Apply enough water to reach the root zone, typically about 1 inch of water.
Frequency of Potassium Application:
How often you apply potassium depends on your soil’s potassium levels, grass type, and local climate. Typically, it’s necessary every 1 to 2 years, but follow soil test recommendations for precise guidance.
Avoid applying potassium fertilizer during hot, dry periods, as it may lead to burning the grass. Keep children and pets off the lawn until the fertilizer has dissolved and been watered in. Store unused fertilizer in a cool, dry place, away from moisture and direct sunlight.
Best Practices For Lawn Care
Maintaining a healthy and lush lawn requires a combination of proper care practices. Here are some best practices for lawn care:
- Regular Mowing: Set your mower at the appropriate height for your grass type and avoid cutting more than one-third of the grass height at a time. Mow when the grass is dry to prevent clumping and uneven cutting.
- Fertilization: Conduct a soil test to determine your lawn’s nutrient needs. Apply a balanced fertilizer according to the recommendations from the soil test. Consider using slow-release fertilizers for a steady nutrient supply.
- Watering: Water deeply and infrequently to encourage deep root growth and drought tolerance. Water in the early morning to minimize evaporation and reduce the risk of diseases. Use a rain gauge or moisture sensor to avoid overwatering.
- Aeration: Core aeration helps alleviate soil compaction and allows air, water, and nutrients to penetrate the soil. Aerate in the fall or spring, depending on your grass type.
- Weed Control: Regularly inspect your lawn for weeds and address them promptly. Use herbicides or manual removal methods to control weeds as needed.
- Dethatching: Thatch buildup can hinder water and nutrient absorption. Dethatch when necessary using a dethatching machine or rake.
- Overseeding: Overseed your lawn to introduce new grass varieties, improve thickness, and fill in bare spots. Choose the right grass seed for your region and grass type.

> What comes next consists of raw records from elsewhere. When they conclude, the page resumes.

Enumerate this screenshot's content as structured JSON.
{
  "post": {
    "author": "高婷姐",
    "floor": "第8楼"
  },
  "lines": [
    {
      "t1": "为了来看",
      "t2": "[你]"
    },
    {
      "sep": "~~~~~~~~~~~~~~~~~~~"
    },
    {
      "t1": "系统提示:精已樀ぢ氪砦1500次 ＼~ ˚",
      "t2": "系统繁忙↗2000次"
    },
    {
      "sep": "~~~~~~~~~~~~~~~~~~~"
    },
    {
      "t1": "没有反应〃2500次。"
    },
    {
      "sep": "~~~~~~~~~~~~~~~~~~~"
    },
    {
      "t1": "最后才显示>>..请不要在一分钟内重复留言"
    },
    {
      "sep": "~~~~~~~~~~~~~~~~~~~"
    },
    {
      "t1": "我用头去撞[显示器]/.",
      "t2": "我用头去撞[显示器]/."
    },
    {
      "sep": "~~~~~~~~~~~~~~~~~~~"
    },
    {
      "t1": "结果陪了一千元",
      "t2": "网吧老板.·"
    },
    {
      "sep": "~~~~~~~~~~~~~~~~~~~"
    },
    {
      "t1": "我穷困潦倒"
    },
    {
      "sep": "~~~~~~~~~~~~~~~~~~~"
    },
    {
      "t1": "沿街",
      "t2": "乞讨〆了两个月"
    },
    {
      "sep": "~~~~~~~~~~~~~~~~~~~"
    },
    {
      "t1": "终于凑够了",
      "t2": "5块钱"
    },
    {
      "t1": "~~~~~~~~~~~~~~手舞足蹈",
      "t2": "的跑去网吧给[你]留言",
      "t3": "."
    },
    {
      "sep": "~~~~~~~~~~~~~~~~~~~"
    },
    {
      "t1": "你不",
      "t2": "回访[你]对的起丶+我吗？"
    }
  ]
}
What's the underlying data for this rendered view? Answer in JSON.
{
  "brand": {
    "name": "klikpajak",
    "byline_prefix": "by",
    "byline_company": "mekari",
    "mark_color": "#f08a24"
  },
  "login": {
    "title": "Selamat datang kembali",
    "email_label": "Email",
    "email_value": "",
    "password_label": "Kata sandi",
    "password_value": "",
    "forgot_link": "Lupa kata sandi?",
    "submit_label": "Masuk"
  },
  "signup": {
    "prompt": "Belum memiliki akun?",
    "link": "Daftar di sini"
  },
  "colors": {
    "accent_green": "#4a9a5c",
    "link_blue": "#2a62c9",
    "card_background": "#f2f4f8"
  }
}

In conclusion, achieving and maintaining a healthy, vibrant lawn is a rewarding endeavor that requires a combination of knowledge, dedication, and proper care. Understanding the essential role of nutrients like potassium, recognizing signs of deficiencies, and applying the right lawn care practices are key to lush and resilient grass. By following the best practices outlined here, you can create a green oasis that not only enhances your property’s aesthetics but also provides a welcoming space for outdoor enjoyment. With ongoing attention and care, your lawn can thrive and remain a source of pride for years to come.
- How Often Should I Water My Lawn?

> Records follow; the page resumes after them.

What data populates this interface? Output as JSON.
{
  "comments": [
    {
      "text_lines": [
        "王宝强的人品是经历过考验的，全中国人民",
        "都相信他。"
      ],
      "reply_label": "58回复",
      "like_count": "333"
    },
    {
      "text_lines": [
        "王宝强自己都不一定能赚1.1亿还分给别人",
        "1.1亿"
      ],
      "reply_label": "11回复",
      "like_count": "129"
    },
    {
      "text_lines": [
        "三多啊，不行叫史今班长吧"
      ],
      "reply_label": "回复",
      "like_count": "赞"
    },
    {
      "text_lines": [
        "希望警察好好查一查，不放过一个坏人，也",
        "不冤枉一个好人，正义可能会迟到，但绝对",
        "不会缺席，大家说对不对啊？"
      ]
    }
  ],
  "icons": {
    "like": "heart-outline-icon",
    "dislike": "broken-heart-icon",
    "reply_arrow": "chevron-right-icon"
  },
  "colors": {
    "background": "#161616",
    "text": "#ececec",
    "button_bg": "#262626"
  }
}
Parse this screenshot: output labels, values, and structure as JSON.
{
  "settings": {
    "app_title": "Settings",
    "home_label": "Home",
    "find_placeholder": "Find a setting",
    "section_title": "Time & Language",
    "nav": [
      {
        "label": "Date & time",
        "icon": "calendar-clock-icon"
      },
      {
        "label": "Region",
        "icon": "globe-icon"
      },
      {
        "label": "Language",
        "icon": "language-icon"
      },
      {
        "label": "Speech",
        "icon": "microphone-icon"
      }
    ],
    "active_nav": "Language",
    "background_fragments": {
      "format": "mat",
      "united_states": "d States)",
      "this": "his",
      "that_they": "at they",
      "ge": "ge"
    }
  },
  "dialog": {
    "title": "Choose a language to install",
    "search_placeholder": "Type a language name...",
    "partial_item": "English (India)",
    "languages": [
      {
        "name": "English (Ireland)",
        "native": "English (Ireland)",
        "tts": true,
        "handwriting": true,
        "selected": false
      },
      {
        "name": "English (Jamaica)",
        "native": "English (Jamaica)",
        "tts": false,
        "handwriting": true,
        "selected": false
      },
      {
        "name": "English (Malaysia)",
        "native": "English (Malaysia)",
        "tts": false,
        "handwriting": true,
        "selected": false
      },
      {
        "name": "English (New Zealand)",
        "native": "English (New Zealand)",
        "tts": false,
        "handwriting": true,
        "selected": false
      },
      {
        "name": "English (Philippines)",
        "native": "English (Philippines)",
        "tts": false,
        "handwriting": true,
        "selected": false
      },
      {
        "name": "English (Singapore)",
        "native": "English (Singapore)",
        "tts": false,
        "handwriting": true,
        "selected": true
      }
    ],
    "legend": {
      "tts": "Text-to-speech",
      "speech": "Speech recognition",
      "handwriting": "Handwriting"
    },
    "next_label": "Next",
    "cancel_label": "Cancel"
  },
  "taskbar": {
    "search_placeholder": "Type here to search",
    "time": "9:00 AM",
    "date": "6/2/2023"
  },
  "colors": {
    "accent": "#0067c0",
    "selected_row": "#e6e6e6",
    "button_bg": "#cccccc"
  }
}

Water deeply and infrequently, typically 1-1.5 inches per week, depending on weather conditions and grass type.
- When Is The Best Time To Fertilize My Lawn?
Spring and early fall are ideal times for fertilization, but it depends on your region and grass type. A soil test can provide specific guidance.
- What Should I Do About Bare Patches In My Lawn?
Overseed the bare areas with appropriate grass seed, keep them well-watered, and avoid heavy traffic until the grass is established.
- How Can I Prevent Weeds In My Lawn?
Maintain a healthy, thick lawn through proper mowing, watering, and fertilization. Consider pre-emergent herbicides in the spring.
- What’s The Best Way To Deal With Lawn Pests Like Grubs?
Identify the pest and use targeted treatments. Beneficial nematodes and specific insecticides can help control grubs and other lawn pests.